Daisaku Ikeda's followers believe he is the earthly incarnation of a saint; those who believe otherwise suffer his god-like wrath.
Daisaku Ikeda should be powerful -- he has karma on his side. Enough karma to lure over 12 million followers to his radical Buddhist sect. Enough to pour trillions of yen into schools and plush "cultural centers" worldwide. Enough to ensure audiences with royals, business leaders and former prime ministers. In fact 65-year-old Ikeda has enough karma to achieve almost anything. So why is he thought to be so contemptible?
A small, plump man with a permanently smug look, Ikeda joined the religious group Soka Gakkai in 1947 and quickly earned a reputation as a phenomenally effective fund-raiser. This is said to have assured his rise through the ranks and proved a strong weapon in the battle for succession between Ikeda and a rival in 1960, when Chairman Josei Toda died.
According to Ikeda's former right-hand man Yukimasa Fujiwara -- one of many who have left the group to protest their leaders dictatorial style -- Ikeda won the chairmanship by quietly paying off executives.

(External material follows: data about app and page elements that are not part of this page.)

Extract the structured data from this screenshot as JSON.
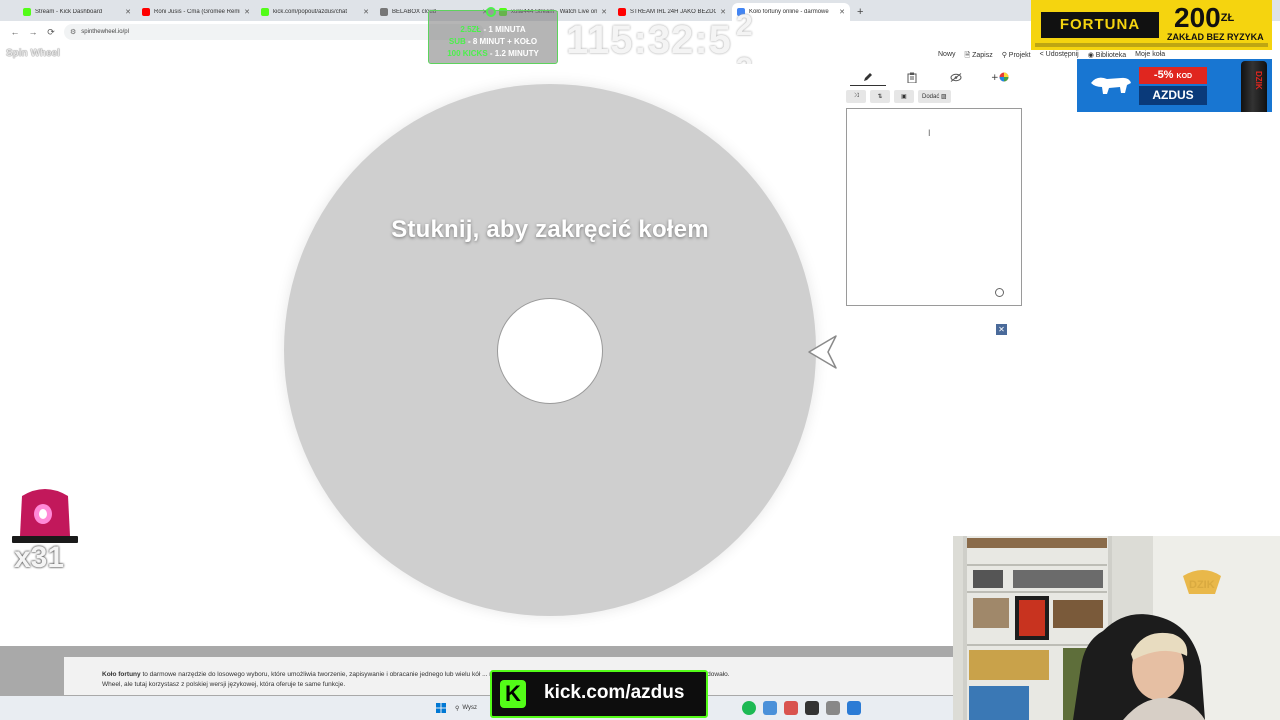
{
  "browser": {
    "tabs": [
      {
        "label": "Stream - Kick Dashboard",
        "color": "#53fc18",
        "active": false
      },
      {
        "label": "Roni Jusis - Ćma (Gromee Remix)",
        "color": "#ff0000",
        "active": false
      },
      {
        "label": "kick.com/popout/azdus/chat",
        "color": "#53fc18",
        "active": false
      },
      {
        "label": "BELABOX cloud",
        "color": "#777777",
        "active": false
      },
      {
        "label": "xulai444 Stream - Watch Live on Kick",
        "color": "#53fc18",
        "active": false
      },
      {
        "label": "STREAM IRL 24H JAKO BEZDOMNY",
        "color": "#ff0000",
        "active": false
      },
      {
        "label": "Koło fortuny online - darmowe",
        "color": "#4285f4",
        "active": true
      }
    ],
    "url": "spinthewheel.io/pl"
  },
  "page": {
    "brand": "Spin Wheel",
    "menu": [
      "Nowy",
      "Zapisz",
      "Projekt",
      "Udostępnij",
      "Biblioteka",
      "Moje koła"
    ],
    "wheel_message": "Stuknij, aby zakręcić kołem",
    "wheel_color": "#cfcfcf"
  },
  "editor": {
    "add_label": "Dodać",
    "tool_icons": [
      "pencil-icon",
      "clipboard-icon",
      "eye-off-icon",
      "add-color-icon"
    ],
    "entries_text": ""
  },
  "footer": {
    "lead": "Koło fortuny",
    "text": " to darmowe narzędzie do losowego wyboru, które umożliwia tworzenie, zapisywanie i obracanie jednego lub wielu kół ... motywy i zmień dźwięki, a następnie pozwól, aby koło fortuny online zadecydowało.",
    "text2": "Wheel, ale tutaj korzystasz z polskiej wersji językowej, która oferuje te same funkcje.",
    "search_label": "Wysz"
  },
  "overlay": {
    "donate_lines": [
      {
        "strong": "2.5ZŁ",
        "rest": " - 1 MINUTA"
      },
      {
        "strong": "SUB",
        "rest": " - 8 MINUT + KOŁO"
      },
      {
        "strong": "100 KICKS",
        "rest": " - 1.2 MINUTY"
      }
    ],
    "timer": "115:32:5",
    "timer_extra": "2",
    "timer_extra2": "3",
    "alert_count": "x31",
    "kick_url": "kick.com/azdus",
    "kick_logo_letter": "K"
  },
  "ads": {
    "fortuna_logo": "FORTUNA",
    "fortuna_amount": "200",
    "fortuna_currency": "ZŁ",
    "fortuna_tagline": "ZAKŁAD BEZ RYZYKA",
    "dzik_discount": "-5%",
    "dzik_kod": "KOD",
    "dzik_code": "AZDUS",
    "dzik_can_label": "DZIK"
  }
}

Ikeda, then only 32, quickly persuaded followers that the more converts and money they brought in, the better their karma. The subsequent membership drive lured one-tenth of the nation's population and millions of others worldwide, including celebrities such as Tina Turner, Patrick Swayze and Herbie Hancock.

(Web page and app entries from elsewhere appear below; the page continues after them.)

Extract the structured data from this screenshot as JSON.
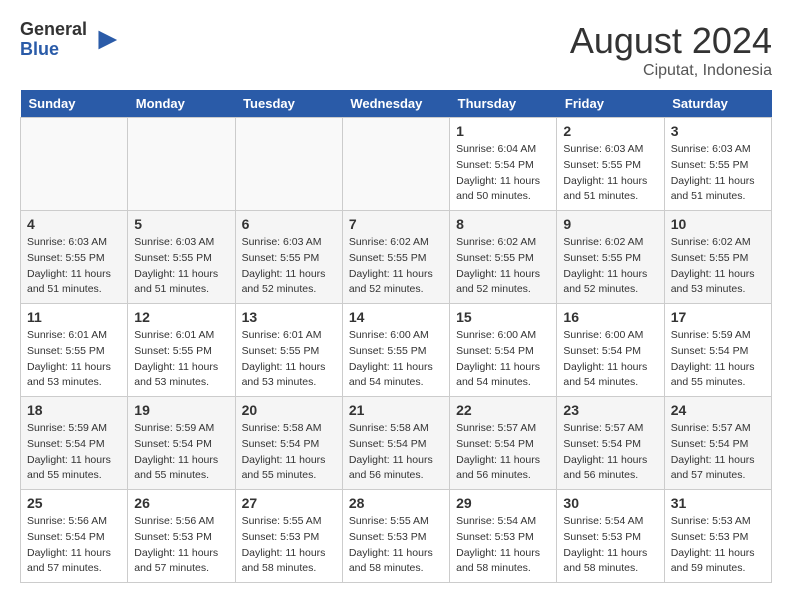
{
  "logo": {
    "general": "General",
    "blue": "Blue"
  },
  "title": {
    "month_year": "August 2024",
    "location": "Ciputat, Indonesia"
  },
  "days_of_week": [
    "Sunday",
    "Monday",
    "Tuesday",
    "Wednesday",
    "Thursday",
    "Friday",
    "Saturday"
  ],
  "weeks": [
    [
      {
        "day": "",
        "info": ""
      },
      {
        "day": "",
        "info": ""
      },
      {
        "day": "",
        "info": ""
      },
      {
        "day": "",
        "info": ""
      },
      {
        "day": "1",
        "info": "Sunrise: 6:04 AM\nSunset: 5:54 PM\nDaylight: 11 hours\nand 50 minutes."
      },
      {
        "day": "2",
        "info": "Sunrise: 6:03 AM\nSunset: 5:55 PM\nDaylight: 11 hours\nand 51 minutes."
      },
      {
        "day": "3",
        "info": "Sunrise: 6:03 AM\nSunset: 5:55 PM\nDaylight: 11 hours\nand 51 minutes."
      }
    ],
    [
      {
        "day": "4",
        "info": "Sunrise: 6:03 AM\nSunset: 5:55 PM\nDaylight: 11 hours\nand 51 minutes."
      },
      {
        "day": "5",
        "info": "Sunrise: 6:03 AM\nSunset: 5:55 PM\nDaylight: 11 hours\nand 51 minutes."
      },
      {
        "day": "6",
        "info": "Sunrise: 6:03 AM\nSunset: 5:55 PM\nDaylight: 11 hours\nand 52 minutes."
      },
      {
        "day": "7",
        "info": "Sunrise: 6:02 AM\nSunset: 5:55 PM\nDaylight: 11 hours\nand 52 minutes."
      },
      {
        "day": "8",
        "info": "Sunrise: 6:02 AM\nSunset: 5:55 PM\nDaylight: 11 hours\nand 52 minutes."
      },
      {
        "day": "9",
        "info": "Sunrise: 6:02 AM\nSunset: 5:55 PM\nDaylight: 11 hours\nand 52 minutes."
      },
      {
        "day": "10",
        "info": "Sunrise: 6:02 AM\nSunset: 5:55 PM\nDaylight: 11 hours\nand 53 minutes."
      }
    ],
    [
      {
        "day": "11",
        "info": "Sunrise: 6:01 AM\nSunset: 5:55 PM\nDaylight: 11 hours\nand 53 minutes."
      },
      {
        "day": "12",
        "info": "Sunrise: 6:01 AM\nSunset: 5:55 PM\nDaylight: 11 hours\nand 53 minutes."
      },
      {
        "day": "13",
        "info": "Sunrise: 6:01 AM\nSunset: 5:55 PM\nDaylight: 11 hours\nand 53 minutes."
      },
      {
        "day": "14",
        "info": "Sunrise: 6:00 AM\nSunset: 5:55 PM\nDaylight: 11 hours\nand 54 minutes."
      },
      {
        "day": "15",
        "info": "Sunrise: 6:00 AM\nSunset: 5:54 PM\nDaylight: 11 hours\nand 54 minutes."
      },
      {
        "day": "16",
        "info": "Sunrise: 6:00 AM\nSunset: 5:54 PM\nDaylight: 11 hours\nand 54 minutes."
      },
      {
        "day": "17",
        "info": "Sunrise: 5:59 AM\nSunset: 5:54 PM\nDaylight: 11 hours\nand 55 minutes."
      }
    ],
    [
      {
        "day": "18",
        "info": "Sunrise: 5:59 AM\nSunset: 5:54 PM\nDaylight: 11 hours\nand 55 minutes."
      },
      {
        "day": "19",
        "info": "Sunrise: 5:59 AM\nSunset: 5:54 PM\nDaylight: 11 hours\nand 55 minutes."
      },
      {
        "day": "20",
        "info": "Sunrise: 5:58 AM\nSunset: 5:54 PM\nDaylight: 11 hours\nand 55 minutes."
      },
      {
        "day": "21",
        "info": "Sunrise: 5:58 AM\nSunset: 5:54 PM\nDaylight: 11 hours\nand 56 minutes."
      },
      {
        "day": "22",
        "info": "Sunrise: 5:57 AM\nSunset: 5:54 PM\nDaylight: 11 hours\nand 56 minutes."
      },
      {
        "day": "23",
        "info": "Sunrise: 5:57 AM\nSunset: 5:54 PM\nDaylight: 11 hours\nand 56 minutes."
      },
      {
        "day": "24",
        "info": "Sunrise: 5:57 AM\nSunset: 5:54 PM\nDaylight: 11 hours\nand 57 minutes."
      }
    ],
    [
      {
        "day": "25",
        "info": "Sunrise: 5:56 AM\nSunset: 5:54 PM\nDaylight: 11 hours\nand 57 minutes."
      },
      {
        "day": "26",
        "info": "Sunrise: 5:56 AM\nSunset: 5:53 PM\nDaylight: 11 hours\nand 57 minutes."
      },
      {
        "day": "27",
        "info": "Sunrise: 5:55 AM\nSunset: 5:53 PM\nDaylight: 11 hours\nand 58 minutes."
      },
      {
        "day": "28",
        "info": "Sunrise: 5:55 AM\nSunset: 5:53 PM\nDaylight: 11 hours\nand 58 minutes."
      },
      {
        "day": "29",
        "info": "Sunrise: 5:54 AM\nSunset: 5:53 PM\nDaylight: 11 hours\nand 58 minutes."
      },
      {
        "day": "30",
        "info": "Sunrise: 5:54 AM\nSunset: 5:53 PM\nDaylight: 11 hours\nand 58 minutes."
      },
      {
        "day": "31",
        "info": "Sunrise: 5:53 AM\nSunset: 5:53 PM\nDaylight: 11 hours\nand 59 minutes."
      }
    ]
  ]
}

But conquering the spiritual realm wasn't enough for Ikeda. In 1957, he had thousand of members register as residents in a district where a Gakkai-backed candidate needed votes. The candidate won, but Ikeda spent 15 days in prison for violating election law.
His political aspirations took further shape in 1964, when he launched the Komeito party which, with huge funds and millions of votes, grew into the Diet's second-largest opposition party.
The Komeito has cast the deciding vote in debates such as the 1988 consumption tax and the 1991 PKO bills, giving Ikeda -- an unelected party leader -- awesome sway over crucial domestic issues. "The Komeito can't make any decisions without his consent," claims Tokyo Insideline's Takao Toshikawa. "President Ikeda," as he is called by his English-speaking followers, is a larger-than-life figure and a skilled orator.
He is also known as an arrogant and mean-spirited man who taunts Gakkai executives at meetings. Yet his combination of religious aura and political clout has proved devastatingly successful.
Soka Gakkai now has eight universities, schools, kindergartens and other centers around the world. It recently completed an extravagant international HQ on 580 acres of prime Santa Monica estate. Glossy press packs burst with photos of Ikeda meeting Gorbachev, Thatcher, Mitterand and Kissinger. Before Ikeda visits his many schools and centers, his aids are deployed to hand out gifts of soft drinks. After one visit to Soka University in Hachioji, students proudly displayed the empty cans in shoeboxes inscribed with the words: "Presents of encouragement from Ikeda sensei." It is also no secret that Ikeda desperately wants a Nobel Peace Prize; he has met with many Nobel laureates and donates huge sums to charitable causes such as Cambodian refugees, Ethiopian projects and Palestinian education.
Ikeda's followers consider him the earthly incarnation of the Nichiren Daishonin saint; those who believe otherwise have felt the wrath of this self-appointed god. When writer Hirotatsu Fujiwara tried to publish a critical book in 1969, Ikeda employed then-LDP Secretary General Kakuei Tanaka to persuade Fujiwara to halt publication (He had him arrested on bogus charges); the author also claimed that a KGB-Iike campaign against him included death-threats and surveillance.
The scandal that erupted after these revelations forced Ikeda's aides to apologize and soon after, to announce the formal separation of Soka Gakkai from the Komeito. This restructuring was little help to Komeito Diet member Toshio Ohashi, who complained about Ikeda's megalomania in 1988. On Ikeda's nod, Soka Gakkai withdrew its support on the grounds that Ohashi had been receiving illegal campaign contributions. Without Gakkai's funds and votes, Ohashi had no choice but to resign from the Diet. The message was clear: nobody argues with The President.
Such incidents have blemished Ikeda's saintly veneer, but have hardly dented his power base. Ikeda continues to be consulted by top politicians such as Noboru Takeshita and, according to the weekly magazine Shukan Shincho, Soka Gakkai held four fund raising events this year for last month's elections.
Ikeda is reportedly wooing both strands of the nation's political future: Takeshita, the old style LDP godfather; and Ichiro Ozawa, the young iconoclast, whose party might soon prosper from Ikeda's generosity.
Japan's political map is being redrawn, and Daisaku lkeda -- statesman, billionaire, god -- seems intent to play his part.